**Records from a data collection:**
★ ★ ★ ★

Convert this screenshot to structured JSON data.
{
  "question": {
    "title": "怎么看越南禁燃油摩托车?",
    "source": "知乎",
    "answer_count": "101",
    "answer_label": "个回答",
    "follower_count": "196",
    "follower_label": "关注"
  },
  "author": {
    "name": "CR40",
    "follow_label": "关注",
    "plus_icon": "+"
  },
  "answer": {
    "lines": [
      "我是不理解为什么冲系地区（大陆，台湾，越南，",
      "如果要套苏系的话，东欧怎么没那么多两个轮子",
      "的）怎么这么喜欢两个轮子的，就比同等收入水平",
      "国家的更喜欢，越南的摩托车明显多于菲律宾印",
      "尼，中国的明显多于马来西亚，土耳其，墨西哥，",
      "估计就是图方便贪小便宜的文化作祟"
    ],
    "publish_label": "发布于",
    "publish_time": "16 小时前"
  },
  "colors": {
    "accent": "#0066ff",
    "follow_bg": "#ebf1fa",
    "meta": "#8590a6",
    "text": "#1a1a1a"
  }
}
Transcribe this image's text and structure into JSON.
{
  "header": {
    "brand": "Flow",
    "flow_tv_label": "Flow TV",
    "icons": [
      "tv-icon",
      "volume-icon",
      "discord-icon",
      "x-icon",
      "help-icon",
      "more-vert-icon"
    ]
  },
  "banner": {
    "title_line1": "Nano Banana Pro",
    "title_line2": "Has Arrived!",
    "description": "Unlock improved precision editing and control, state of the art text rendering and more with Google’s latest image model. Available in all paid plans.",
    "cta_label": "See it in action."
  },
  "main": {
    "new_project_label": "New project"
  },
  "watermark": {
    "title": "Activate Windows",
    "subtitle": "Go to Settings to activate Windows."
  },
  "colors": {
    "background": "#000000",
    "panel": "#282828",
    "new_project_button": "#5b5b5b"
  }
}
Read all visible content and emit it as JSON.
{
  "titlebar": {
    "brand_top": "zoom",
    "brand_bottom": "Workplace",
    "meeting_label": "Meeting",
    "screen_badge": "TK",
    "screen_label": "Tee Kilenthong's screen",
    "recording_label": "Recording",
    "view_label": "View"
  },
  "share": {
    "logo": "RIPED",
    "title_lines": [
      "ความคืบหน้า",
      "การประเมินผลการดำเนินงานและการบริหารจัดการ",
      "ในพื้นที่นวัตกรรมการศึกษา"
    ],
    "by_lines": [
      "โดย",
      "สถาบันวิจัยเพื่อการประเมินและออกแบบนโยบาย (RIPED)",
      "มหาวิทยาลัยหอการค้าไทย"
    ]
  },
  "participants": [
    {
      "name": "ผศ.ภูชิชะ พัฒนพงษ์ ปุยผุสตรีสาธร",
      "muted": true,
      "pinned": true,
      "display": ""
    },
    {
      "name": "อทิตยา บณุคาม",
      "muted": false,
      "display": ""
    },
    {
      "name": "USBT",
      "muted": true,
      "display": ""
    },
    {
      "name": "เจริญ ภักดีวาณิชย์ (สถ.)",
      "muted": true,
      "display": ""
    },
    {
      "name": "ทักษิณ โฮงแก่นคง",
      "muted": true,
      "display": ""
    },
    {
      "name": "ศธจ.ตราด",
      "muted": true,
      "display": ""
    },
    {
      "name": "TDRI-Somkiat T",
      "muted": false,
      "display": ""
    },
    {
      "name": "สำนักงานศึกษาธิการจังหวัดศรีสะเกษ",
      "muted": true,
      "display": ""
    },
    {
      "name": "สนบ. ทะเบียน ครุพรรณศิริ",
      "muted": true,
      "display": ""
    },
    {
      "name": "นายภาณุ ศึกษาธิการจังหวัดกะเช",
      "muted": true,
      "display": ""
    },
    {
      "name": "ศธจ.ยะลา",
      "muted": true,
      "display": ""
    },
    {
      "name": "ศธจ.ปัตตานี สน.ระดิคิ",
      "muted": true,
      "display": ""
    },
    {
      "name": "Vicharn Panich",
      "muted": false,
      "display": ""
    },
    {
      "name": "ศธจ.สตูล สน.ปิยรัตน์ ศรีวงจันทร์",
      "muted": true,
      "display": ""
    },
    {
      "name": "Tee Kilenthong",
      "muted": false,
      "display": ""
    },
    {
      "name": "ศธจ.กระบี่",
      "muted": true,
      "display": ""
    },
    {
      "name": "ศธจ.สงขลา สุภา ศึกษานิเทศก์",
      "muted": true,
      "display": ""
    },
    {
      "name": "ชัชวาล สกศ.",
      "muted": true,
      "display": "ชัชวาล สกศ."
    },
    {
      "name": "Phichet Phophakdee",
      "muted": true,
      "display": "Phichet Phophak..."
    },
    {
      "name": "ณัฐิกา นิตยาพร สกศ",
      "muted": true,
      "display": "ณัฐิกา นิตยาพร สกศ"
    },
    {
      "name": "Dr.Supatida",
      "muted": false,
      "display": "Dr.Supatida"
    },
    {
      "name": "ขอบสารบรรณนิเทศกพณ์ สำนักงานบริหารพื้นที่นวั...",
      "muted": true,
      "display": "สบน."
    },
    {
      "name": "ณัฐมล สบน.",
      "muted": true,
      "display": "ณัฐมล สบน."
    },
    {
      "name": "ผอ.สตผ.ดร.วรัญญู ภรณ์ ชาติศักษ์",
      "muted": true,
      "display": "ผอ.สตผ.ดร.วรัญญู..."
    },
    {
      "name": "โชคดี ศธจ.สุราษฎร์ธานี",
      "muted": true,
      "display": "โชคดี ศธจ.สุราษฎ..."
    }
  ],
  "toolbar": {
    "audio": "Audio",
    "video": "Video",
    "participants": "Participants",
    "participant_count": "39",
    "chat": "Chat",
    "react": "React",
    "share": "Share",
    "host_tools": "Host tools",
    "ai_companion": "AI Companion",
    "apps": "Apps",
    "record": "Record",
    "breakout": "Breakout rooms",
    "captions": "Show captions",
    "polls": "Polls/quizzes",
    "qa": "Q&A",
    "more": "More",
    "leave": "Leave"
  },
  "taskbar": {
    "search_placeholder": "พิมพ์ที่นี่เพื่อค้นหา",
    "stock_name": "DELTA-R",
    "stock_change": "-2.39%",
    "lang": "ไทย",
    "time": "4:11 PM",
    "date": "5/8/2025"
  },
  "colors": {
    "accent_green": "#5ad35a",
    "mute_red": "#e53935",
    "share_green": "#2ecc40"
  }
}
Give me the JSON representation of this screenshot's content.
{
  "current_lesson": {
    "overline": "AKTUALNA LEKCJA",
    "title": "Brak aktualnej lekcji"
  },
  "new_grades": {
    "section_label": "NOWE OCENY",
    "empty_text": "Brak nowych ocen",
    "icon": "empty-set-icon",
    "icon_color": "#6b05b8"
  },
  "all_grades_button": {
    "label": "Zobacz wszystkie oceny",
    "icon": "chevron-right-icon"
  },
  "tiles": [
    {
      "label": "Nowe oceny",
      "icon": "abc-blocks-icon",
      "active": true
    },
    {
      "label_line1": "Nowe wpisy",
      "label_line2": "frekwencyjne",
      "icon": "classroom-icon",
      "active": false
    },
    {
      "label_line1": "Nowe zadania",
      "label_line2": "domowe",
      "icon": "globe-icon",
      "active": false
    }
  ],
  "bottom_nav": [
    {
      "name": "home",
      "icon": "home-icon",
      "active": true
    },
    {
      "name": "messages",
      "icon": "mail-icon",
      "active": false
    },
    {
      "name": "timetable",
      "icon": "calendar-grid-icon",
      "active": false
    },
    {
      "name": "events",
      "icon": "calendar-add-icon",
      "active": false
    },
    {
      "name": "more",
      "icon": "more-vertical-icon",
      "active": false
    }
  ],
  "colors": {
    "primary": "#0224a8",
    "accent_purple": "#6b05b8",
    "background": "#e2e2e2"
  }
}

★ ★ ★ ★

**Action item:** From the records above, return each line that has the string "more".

**Answer for the task:**
      "more-vert-icon"
    "description": "Unlock improved precision editing and control, state of the art text rendering and more with Google’s latest image model. Available in all paid plans.",
    "more": "More",
      "name": "more",
      "icon": "more-vertical-icon",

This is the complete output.